WHAT THIS TASK INVOLVES -> Return each line of the records below in which the string "JSON" turns up.

DATA TO PROCESS ->

..........

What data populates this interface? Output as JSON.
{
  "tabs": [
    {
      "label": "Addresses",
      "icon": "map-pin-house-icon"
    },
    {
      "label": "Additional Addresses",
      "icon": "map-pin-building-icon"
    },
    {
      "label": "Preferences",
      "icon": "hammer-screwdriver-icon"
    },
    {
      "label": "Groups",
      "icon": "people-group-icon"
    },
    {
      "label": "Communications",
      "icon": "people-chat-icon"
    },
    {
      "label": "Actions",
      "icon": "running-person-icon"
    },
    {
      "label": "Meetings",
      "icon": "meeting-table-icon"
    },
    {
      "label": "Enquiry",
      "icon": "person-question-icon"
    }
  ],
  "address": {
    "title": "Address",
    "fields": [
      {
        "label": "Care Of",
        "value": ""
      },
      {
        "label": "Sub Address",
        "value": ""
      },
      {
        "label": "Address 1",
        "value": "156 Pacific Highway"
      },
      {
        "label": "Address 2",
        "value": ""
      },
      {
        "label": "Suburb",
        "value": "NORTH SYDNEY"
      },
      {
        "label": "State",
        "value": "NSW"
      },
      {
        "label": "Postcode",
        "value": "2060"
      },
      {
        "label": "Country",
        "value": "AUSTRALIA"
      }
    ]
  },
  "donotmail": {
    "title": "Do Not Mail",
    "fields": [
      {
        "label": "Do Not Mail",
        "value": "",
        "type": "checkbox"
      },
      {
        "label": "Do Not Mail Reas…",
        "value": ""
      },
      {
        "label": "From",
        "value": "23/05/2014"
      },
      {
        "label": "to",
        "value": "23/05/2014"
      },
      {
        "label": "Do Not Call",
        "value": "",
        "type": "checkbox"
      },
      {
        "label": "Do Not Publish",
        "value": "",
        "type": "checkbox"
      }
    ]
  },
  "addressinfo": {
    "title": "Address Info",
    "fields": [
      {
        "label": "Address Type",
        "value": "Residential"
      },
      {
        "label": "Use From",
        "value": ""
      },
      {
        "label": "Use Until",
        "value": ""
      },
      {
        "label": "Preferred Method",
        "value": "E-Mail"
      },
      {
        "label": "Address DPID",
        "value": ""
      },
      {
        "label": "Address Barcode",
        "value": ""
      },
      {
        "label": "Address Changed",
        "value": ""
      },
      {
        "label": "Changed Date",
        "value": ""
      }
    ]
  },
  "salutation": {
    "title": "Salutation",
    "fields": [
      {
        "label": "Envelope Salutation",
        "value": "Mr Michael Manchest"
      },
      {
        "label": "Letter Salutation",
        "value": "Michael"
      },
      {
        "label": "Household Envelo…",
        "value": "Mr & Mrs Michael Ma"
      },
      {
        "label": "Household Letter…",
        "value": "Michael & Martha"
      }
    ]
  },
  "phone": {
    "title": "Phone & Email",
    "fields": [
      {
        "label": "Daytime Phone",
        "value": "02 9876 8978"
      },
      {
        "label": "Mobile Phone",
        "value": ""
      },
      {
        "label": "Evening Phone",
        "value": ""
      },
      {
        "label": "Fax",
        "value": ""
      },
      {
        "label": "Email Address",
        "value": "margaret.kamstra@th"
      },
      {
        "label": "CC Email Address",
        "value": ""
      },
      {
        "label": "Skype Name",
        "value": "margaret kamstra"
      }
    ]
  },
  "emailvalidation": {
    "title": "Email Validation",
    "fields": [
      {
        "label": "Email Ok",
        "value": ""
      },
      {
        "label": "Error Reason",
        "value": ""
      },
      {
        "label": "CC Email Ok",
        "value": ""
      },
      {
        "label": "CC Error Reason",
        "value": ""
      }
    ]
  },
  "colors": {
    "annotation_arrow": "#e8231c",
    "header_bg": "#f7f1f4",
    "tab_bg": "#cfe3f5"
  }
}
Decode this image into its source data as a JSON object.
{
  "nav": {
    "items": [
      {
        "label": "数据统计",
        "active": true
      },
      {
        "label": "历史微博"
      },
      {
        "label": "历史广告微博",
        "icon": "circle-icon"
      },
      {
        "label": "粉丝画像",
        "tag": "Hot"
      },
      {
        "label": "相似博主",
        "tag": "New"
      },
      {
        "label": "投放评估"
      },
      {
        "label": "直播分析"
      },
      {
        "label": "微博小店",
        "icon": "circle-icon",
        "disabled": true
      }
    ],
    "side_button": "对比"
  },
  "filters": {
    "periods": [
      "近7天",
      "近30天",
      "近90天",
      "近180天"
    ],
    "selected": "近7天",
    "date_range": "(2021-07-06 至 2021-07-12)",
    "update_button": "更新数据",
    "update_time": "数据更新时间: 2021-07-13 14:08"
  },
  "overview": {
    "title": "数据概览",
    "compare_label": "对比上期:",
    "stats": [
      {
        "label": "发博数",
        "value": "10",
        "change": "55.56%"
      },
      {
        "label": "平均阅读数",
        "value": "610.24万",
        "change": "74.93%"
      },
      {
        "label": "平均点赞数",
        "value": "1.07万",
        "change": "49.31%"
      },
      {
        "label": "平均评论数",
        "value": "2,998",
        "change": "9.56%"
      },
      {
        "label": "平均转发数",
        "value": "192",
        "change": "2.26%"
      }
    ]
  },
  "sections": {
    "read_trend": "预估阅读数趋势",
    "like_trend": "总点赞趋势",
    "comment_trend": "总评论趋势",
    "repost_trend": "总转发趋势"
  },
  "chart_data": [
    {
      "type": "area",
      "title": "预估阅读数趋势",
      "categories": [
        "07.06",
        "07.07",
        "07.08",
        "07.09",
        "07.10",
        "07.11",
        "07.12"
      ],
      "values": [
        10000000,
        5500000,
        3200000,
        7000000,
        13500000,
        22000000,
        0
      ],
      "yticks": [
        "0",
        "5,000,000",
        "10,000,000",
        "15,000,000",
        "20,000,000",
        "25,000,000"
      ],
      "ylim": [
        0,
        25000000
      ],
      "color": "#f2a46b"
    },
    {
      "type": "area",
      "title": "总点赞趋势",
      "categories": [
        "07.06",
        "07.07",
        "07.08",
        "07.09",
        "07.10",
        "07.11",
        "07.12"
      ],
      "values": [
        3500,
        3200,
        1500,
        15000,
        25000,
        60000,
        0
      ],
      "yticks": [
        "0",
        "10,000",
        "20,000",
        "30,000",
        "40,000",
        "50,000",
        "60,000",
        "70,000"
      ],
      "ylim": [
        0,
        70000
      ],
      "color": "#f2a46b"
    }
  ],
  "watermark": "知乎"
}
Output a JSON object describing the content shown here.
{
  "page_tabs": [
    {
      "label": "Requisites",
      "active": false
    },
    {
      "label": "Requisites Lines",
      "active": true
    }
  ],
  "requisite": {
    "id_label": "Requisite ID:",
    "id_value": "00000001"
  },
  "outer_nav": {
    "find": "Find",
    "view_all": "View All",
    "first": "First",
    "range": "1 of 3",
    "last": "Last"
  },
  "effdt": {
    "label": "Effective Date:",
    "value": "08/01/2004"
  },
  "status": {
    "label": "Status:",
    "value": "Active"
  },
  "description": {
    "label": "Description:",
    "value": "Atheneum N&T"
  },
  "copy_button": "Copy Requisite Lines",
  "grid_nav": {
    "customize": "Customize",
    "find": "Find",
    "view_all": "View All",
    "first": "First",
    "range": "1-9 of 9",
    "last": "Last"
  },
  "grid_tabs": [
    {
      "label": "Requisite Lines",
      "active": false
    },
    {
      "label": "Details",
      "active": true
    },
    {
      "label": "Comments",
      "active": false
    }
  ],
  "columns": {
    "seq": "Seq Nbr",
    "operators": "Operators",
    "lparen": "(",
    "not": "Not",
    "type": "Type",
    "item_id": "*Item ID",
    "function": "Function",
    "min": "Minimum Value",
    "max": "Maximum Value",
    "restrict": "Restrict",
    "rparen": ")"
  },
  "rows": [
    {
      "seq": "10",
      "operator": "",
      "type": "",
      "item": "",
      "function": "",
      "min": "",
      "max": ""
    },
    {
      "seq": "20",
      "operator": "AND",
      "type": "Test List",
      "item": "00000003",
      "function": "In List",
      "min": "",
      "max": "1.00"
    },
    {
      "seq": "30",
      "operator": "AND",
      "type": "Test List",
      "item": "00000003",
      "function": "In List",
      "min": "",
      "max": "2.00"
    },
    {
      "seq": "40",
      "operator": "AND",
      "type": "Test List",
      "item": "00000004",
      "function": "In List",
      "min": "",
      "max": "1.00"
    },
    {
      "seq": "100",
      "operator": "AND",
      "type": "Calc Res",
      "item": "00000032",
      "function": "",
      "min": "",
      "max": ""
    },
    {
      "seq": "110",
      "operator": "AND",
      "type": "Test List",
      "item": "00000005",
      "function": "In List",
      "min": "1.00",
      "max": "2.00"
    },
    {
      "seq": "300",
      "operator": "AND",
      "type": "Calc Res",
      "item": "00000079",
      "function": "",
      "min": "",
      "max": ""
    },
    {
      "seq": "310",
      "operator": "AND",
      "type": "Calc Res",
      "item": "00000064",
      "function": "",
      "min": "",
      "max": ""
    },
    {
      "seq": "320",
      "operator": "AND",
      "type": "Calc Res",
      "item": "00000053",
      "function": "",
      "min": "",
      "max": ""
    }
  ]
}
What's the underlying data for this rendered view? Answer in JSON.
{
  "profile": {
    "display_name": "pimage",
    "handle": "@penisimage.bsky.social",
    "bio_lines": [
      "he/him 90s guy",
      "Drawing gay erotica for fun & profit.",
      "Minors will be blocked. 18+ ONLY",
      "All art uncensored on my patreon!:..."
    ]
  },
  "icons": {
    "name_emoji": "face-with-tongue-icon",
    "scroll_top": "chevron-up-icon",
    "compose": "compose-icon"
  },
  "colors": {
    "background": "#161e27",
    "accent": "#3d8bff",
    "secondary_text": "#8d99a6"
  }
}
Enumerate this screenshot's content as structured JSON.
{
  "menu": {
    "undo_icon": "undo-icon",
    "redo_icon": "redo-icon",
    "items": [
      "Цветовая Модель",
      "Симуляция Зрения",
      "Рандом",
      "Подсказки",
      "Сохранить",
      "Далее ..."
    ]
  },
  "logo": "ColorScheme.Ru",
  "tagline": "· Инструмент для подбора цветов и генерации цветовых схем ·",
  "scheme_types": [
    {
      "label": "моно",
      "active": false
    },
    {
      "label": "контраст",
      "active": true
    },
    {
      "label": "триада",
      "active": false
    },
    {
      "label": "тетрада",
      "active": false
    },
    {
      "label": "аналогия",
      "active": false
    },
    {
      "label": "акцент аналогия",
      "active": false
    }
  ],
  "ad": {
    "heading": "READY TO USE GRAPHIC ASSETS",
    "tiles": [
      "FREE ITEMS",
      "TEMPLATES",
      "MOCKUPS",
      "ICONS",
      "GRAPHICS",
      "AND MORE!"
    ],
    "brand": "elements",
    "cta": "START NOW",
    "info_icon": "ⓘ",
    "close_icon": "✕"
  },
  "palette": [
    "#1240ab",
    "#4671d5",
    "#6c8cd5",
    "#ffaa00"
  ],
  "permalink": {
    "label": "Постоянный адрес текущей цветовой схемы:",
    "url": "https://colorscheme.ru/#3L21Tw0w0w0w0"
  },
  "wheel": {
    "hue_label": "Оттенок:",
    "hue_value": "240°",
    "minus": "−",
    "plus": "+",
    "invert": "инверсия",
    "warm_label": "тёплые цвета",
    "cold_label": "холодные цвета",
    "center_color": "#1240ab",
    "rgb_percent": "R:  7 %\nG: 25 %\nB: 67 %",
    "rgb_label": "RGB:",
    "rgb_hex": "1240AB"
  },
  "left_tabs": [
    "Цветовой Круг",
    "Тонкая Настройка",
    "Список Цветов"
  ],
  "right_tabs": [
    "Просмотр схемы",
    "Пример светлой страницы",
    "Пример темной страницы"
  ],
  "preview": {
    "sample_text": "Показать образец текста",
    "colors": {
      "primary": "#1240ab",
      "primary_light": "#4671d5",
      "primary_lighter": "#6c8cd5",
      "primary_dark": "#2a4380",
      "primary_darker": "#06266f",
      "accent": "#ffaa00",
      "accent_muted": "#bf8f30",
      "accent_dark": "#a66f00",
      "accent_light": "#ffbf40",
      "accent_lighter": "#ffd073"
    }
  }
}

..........

SOLUTION FOR THIS EXERCISE ->
What data populates this interface? Output as JSON.
Decode this image into its source data as a JSON object.
Output a JSON object describing the content shown here.
What's the underlying data for this rendered view? Answer in JSON.
Enumerate this screenshot's content as structured JSON.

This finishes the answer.